I don’t remember if the bottle was a Coke or a Fresca,
just that the glass was cool against our hands
in the warm, empty tool shed. Where we’d gathered
after swimming all afternoon at Debbie Worthman’s
eighth grade pool party, everyone’s skin damp
and blue in the shadows, the boys’ chests bare,
the other girls wearing cute, peek-a-boo cover-ups
that matched their demure suits. And me with a frayed
blue shirt of my father’s, its tails tied fetchingly
around my first bikini, a homemade job I’d stitched
up in pink and red paisley from a Simplicity pattern,
the bottom half barely on because I’d run out of elastic.
I don’t know what Debbie’s parents thought when we slipped
away, leaving the pool. Or whose idea it was as we trudged
up the hill between her father’s prize-winning roses,
their scent filling the air like primitive attar,
their metal name tags chinking in the breeze. That seemed
to have come up from nowhere, pushing at us with invisible
hands as we locked ourselves inside the half dark
that smelled of wood chips and compost, our eyes dilating

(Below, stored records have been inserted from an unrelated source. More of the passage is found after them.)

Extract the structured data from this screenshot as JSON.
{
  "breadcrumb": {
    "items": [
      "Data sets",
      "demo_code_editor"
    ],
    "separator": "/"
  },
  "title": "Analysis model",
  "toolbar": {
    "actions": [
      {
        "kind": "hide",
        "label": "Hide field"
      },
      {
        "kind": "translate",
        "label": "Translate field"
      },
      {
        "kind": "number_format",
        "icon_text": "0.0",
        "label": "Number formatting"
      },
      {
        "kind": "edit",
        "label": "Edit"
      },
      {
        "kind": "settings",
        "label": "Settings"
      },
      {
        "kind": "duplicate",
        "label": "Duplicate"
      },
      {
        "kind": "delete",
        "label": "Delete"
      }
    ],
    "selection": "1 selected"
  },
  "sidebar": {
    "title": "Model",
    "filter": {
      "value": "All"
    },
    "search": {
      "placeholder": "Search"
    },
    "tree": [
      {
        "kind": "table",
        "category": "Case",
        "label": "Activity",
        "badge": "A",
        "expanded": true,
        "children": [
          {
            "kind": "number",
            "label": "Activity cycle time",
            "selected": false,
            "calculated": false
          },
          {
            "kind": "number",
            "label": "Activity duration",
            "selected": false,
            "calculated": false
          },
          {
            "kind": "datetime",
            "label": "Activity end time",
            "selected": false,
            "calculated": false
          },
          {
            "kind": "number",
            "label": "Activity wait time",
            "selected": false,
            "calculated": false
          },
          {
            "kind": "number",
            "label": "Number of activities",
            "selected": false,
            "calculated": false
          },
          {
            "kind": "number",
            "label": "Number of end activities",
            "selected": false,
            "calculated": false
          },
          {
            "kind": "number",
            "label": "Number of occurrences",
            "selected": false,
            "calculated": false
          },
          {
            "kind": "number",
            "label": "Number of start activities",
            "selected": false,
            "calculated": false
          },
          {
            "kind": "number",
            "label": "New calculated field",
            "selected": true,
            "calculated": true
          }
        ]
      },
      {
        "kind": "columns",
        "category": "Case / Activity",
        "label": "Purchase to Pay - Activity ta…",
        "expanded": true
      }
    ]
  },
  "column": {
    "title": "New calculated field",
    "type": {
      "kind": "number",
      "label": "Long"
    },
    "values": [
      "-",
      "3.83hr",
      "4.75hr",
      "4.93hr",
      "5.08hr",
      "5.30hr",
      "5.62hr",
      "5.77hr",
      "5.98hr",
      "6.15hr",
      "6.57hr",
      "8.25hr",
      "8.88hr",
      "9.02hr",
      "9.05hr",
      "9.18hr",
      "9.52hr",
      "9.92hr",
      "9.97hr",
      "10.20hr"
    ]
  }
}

like cats’, faces suddenly pale beneath Coppertone tans.
I wasn’t sure why I’d been invited to this party
or why I’d come, except that he was here, the boy
who’d pushed me into the pool more times than any other girl,
and who, when the guys “rated” the girls during a lull
in Mr. Tallerico’s “Classical Music Experience,”
had given me a “9,” Beethoven’s booming, making me feel
almost good enough, almost deserving of his attention.
Which, when it fell on me, when our eyes caught
and locked, threw out a tensile, silk line that hooked
my breath and heart as easily as he made jump-shots at games,
the ball teetering on the orange rim—then bingo, in.
While the sweaty mascot pranced in the moth-eaten tiger
suit, and cheerleaders scissored their perfect legs,
and I’d held my breath, hoping he’d look my way, his hand
dribbling the ball as if he was touching my body.
All that, pressurized and pushed down inside as someone
twirled the bottle and it spun, blurring as we held
our breath like fourteen-year-old yogis and (thank God)
it pointed at someone else. From whom I had to look away
as their lips met, my stepmother’s injunctions—Don’t
stare; cross your legs at the ankles—loud in my head.
Though I would have liked pointers, one dry, chaste peck
the year before from Bruce Colley all I had to go on.
But I gazed down until the bottle whirled toward me,
its opening like the little “oh” of surprise that undid
a slipknot inside my body, something not quite desire,
but what I’d soon call anticipation, singing along
with Carley Simon’s song, a fist in my solar plexus
opening and closing like a Luna moth’s wings.
As he moved across the circle and tilted my face up,
his palm cupped beneath the curve of my cheek,
then fastened his silky, Doublemint-scented mouth
over mine, everything in the room disappearing
in the plush wriggle of his tongue, the slight
thrust of his cock stirring beneath cut-off jeans.
And my tongue moving back. As if I had been born
knowing this, as if we were back in the pool,
his hand water on my skin, the rest of the kids gone,
the inside of my eyelids spangled with paisley swirls.
As I leaned further and further into this kiss that would
sustain me all summer, practicing for the next one
with my pillow or the fleshy part of my palm, enlisting
for life to the lure of the male’s hard, angular body,
the taste of mint everywhere like clean, green rain.
–from Rattle #28, Winter 2007
Rattle Poetry Prize Finalist
Alison Townsend: “I write poetry to make discoveries, to articulate what feels (at least initially) beyond words, to find out what I don’t know I know.”